Key Red Raiders: 25 Franklin Mitchem

A huge number of factors go into the success of any football team. In this series, we will be examining 25 of them. More specifically, we will take a reverse-order look at the 25 players who will be most crucial if the Texas Tech Red Raiders are to have a successful 2008 season, however that may be defined.
This is not, however, a list of the best players on the team. Rather, this series takes into consideration the importance of a given position on the team, depth issues, experience and inexperience, and the historic strengths and weaknesses of Mike Leach's program. The results, therefore, may surprise many readers, and will hopefully spur discussion and debate.
FRANKLIN MITCHEM: After graduating five senior safeties off of their 2008 squad, Texas Tech entered spring practice with two scholarship safeties on the roster: redshirt freshman Cody Davis and junior Franklin Mitchem. While Mitchem is the most experienced player at safety, this is only true because he has been on campus longer. The Klien Oak product did not seen many defensive snaps last season, but did register a total of 12.5 tackles and two forced fumbles.
HE IS RANKED TOO LOW BECAUSE...: If Mitchem's performance next season is near either extreme - good or bad - then it will most assuredly make a big impact on the Red Raiders' season. It is likely that Big 12 offenses will be even more potent in 2009 than they were in 2008, so Texas Tech can't afford to have any liabilities in the defensive backfield.
HE IS RANKED TOO HIGH BECAUSE...: Mitchem had a solid but fairly quiet spring. Davis largely stole the show while Jared Flannel and Julius Howard, newcomers to the position, visibly improved by leaps and bounds. If this continues into the fall, it is not completely outside the realm of possibility that Mitchem could be passed on the depth chart.
2009 EXPECTATIONS: Mitchem will start at safety and give the Red Raiders a physical presence in the defensive backfield.

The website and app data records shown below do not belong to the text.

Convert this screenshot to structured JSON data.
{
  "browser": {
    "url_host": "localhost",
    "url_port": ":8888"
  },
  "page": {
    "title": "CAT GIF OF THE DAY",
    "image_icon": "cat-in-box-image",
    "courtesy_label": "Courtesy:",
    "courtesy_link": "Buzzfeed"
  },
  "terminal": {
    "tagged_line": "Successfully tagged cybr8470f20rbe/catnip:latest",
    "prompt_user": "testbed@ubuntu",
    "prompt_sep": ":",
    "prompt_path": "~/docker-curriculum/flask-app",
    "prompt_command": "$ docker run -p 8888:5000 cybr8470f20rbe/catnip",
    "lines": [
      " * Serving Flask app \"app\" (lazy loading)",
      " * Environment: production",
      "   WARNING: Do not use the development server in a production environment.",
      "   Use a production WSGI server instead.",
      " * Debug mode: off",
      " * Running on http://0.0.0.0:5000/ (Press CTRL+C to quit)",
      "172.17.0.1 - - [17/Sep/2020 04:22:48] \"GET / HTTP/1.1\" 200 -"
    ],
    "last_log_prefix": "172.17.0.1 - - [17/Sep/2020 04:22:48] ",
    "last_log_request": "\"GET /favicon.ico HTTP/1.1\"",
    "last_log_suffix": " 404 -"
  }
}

OFF THE CUFF PREDICTION: Mitchem will force five fumbles in 2009.
NOTE: This list was a collaborative effort by Aaron Dickens, Drew Dougherty, Robert Giovannetti and Chris Level.